An Ear To The Earth is the follow-up to Mark Moldre’s debut solo album The Waiting Room, an accomplished set of folk-tinged indie rock songs that no doubt gave him the confidence and curiosity to dig deeper into his own songwriting and explore some of the more diverse corners of his musical influences that feature on this excellent album.
The impact of Moldre’s broader palette hits immediately on the opener Everything I Need, a stomping, clattering Tom Waits-ish jazz lurch with a glorious clarinet courtesy of Lee Hutchings. Beneath the old time exterior the song is an ode to a loved one, a declaration of contentment and one of the two most direct lyrical turns on the album. The other is Killer Anxiety, with its bright and uplifting calypso swing belying the song’s dark and honest subject matter concerning panic attacks.
Jamie Hutchings produced the album, and the two share a love of the dismantled and fragmented percussion that populates many of the songs. It gives them a wonderful organic, spacious and brittle feel, and they were very judicious in where they placed the ramshackle elements across the record. The other aspect of the record that stands out is Moldre’s voice; a maturing, world-weary instrument full of grain and character. He is now singing within the songs rather than pushing them along as he may have in the past, and it contributes to some beautiful and emotionally rich moments like the warm and dreamy Madeleine, the jazz croon of Last Card and the delicate chaos of the closer O, Dreamtime Blues.

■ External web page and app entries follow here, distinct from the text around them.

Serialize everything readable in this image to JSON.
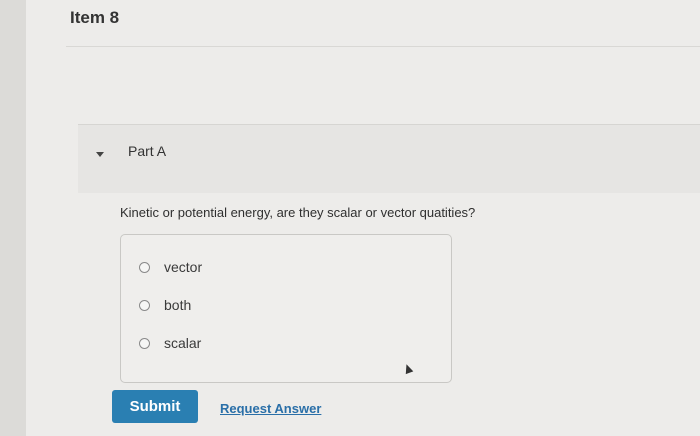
{
  "item": {
    "title": "Item 8"
  },
  "part": {
    "label": "Part A"
  },
  "question": {
    "text": "Kinetic or potential energy, are they scalar or vector quatities?",
    "options": [
      "vector",
      "both",
      "scalar"
    ]
  },
  "actions": {
    "submit_label": "Submit",
    "request_answer_label": "Request Answer"
  },
  "colors": {
    "submit_bg": "#2a7fb2",
    "link": "#2a6fa8"
  }
}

An Ear To The Earth is exactly what you want from an artist – a record that shows they’re stretching themselves, expanding their art and reverentially experimenting with the great art of songwriting.
this review was first published in The Drum Media and online on www.themusic.com.au